OSM – Plagued by Doubts EP


France produces quality prog metal bands in the same way Aston Martin produces sports cars. They’re abundant enough to be noticed, pleasing enough to draw admiration, and scarce enough to be valued. Poitiers four-piece, OSM (Overstrange Mood), ooze confidence and – like Ne Obliviscaris – enjoy the prospect of bringing experimentation into the realm of technical metal. Now on their second EP following 2019’s Which Way?, they return with two new members and a thirty-six minute record that’s strong enough to pass for an album. This is what you want Devin Townsend to sound like on his next release.

Progressive metal operates best in a multi-coloured universe where the pastels are as prominent as the extremes of black and white. The opening title track leans towards the former spectrum for its shade of melody with enchanting keyboard droplets and clean guitar arpeggios that prepare the way for a mystical storytelling voice. Singer, Z-Mood, croons as if watching his alternative ‘self’ sleeping under the mysterious mechanics of a phantom dream weaver. Listen to his mighty roar as he tries to break the calm with an invitation for the guitars and drums to come crashing in like a group of squaddies falling through the door of a public house. You can hear the symmetry of crunchy guitar shapes among a hazy melancholia of Katatonia textures. Their fellow Frenchmen in Klone do something similar on their latest album, but the weight here is louder yet more intangible.

OSM are a paradox. They aim for luscious melodies and serene moments of calm, yet they intensify the heavier dynamics with vicious spasms of cosmic death metal. ‘Stuck in a Wrong Place’ captures the demoralisation of our modern era with its threats of violence sutured only by the stitches of a jaded cynicism that will one day crumble. Be under no illusions – when this band play death metal, they do it in the spirit of Gorguts. The frantic posturing leading up to the three-minute mark is what you get when you merge Edge of Sanity with OSM’s fellow label mates, Scarred. Then it retreats like a predator satiated by its prey until the next meal. Slow piano contemplations and ambient guitar effects inject a clear mind where there is often the noise of daily life. It’s a good place to insert a quiet falsetto before they ramp things up again with a ferocious spasm of death metal brutality.

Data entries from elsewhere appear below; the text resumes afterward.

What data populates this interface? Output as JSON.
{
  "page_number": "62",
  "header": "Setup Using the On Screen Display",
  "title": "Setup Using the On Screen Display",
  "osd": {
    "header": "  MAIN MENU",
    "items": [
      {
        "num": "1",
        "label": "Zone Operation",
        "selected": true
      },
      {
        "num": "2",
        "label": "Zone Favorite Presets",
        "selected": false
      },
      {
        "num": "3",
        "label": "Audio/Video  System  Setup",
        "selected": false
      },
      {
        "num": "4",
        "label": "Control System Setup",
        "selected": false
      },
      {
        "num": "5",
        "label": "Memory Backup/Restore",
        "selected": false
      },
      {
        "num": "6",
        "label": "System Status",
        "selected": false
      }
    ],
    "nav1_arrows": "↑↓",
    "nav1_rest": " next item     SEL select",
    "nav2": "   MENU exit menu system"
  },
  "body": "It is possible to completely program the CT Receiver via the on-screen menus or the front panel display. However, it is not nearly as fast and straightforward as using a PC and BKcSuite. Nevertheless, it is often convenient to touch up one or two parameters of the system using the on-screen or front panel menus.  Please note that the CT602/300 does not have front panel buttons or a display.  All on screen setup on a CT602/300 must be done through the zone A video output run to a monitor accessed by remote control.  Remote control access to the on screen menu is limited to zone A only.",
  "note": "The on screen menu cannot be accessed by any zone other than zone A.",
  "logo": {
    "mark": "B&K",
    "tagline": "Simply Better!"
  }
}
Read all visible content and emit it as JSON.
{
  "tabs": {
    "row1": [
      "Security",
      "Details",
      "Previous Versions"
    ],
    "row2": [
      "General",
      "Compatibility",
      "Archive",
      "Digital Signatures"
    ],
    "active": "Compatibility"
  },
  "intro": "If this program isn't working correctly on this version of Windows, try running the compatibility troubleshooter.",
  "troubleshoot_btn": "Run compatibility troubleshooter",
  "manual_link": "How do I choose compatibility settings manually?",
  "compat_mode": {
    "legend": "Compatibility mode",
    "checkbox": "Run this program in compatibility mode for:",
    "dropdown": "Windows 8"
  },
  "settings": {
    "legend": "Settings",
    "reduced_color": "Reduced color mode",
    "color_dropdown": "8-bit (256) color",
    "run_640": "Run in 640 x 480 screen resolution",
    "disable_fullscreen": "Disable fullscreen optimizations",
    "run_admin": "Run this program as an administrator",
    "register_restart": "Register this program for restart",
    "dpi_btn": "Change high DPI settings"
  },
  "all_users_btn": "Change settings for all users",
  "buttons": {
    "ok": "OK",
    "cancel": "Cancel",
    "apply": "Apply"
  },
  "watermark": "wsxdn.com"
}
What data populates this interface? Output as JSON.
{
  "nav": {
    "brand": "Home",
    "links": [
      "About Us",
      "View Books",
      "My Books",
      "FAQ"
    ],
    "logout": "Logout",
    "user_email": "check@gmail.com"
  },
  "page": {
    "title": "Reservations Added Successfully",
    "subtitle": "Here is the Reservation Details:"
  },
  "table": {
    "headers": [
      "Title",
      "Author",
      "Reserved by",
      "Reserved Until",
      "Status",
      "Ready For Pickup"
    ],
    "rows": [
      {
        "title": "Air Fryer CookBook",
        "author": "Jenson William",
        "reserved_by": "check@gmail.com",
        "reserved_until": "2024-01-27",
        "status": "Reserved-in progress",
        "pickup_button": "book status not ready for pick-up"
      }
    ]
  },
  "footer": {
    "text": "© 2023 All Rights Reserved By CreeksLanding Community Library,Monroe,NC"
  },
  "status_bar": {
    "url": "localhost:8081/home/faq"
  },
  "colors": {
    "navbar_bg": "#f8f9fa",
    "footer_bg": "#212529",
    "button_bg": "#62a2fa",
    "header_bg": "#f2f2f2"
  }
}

Of course, OSM expect you to be patient. Their raison d’être is to enchant and convince you that it’s possible to float above the chaos of your urban existence. ‘Why Always More?’ attacks the age-old anxiety that pervasive materialism is the driving motivation of modern society. The band tease you with the outlines of the main riff by using an extended intro of ritualistic tom drum patterns and non-committal guitars drowned in phaser effects. They never do anything predictable. You expect a crunchy ceremony of Gojira-esque rhythms, but they step back and use camouflage to increase the potency of the bass and drum groove. The seven-minute instrumental, ‘Drown By Myself’, is a stunning piece of high-register guitar effects doubled up with low-end distortion and heavy bass incursions. 

What is it that keeps the wall of sound intact behind the weight of the muscular guitar patterns? You’ll ask this question on the scything audio assault of ‘Abyssal…’ as your brain tries to count the time signatures in the intro. A strong breeze flutters through the aggressive metal eco-system, like a pungent woodland scent fusing through your nostrils. Concentration levels need to be high if you’re to find the groove in this multi-layered spectrum of sound. But that’s part of the excitement. You’ll understand what makes this record so enthralling when you hear the chugging guitars at the end of ‘…Loudness’ as they sleepwalk to their climax as if captivated by a dream. The music here is haunting yet intoxicating. Z-Mood’s expressive tenor voice feeds off the ethereal distortion of the guitars. It’s a crystallising moment for him to lament, “If only I could enjoy this time/ If only I could erase myself…”

OSM’s undoubted aim is to push themselves into the spotlight as one of France’s emerging prog metal artists. They should not be plagued by doubts on the evidence of this EP. These boys are real contenders, and their debut album will be one to watch out for over the next couple of years.

JVB


Verdict


Release Date: 28/04/2023

Record Label: Klonosphere Records

Standout tracks: Stuck in a Wrong Place; …Loudness

Suggested Further Listening: Ne Obliviscaris – Urn (2017), Scarred – Scarred (2021), Katatonia – Sky Void of Scars (2023)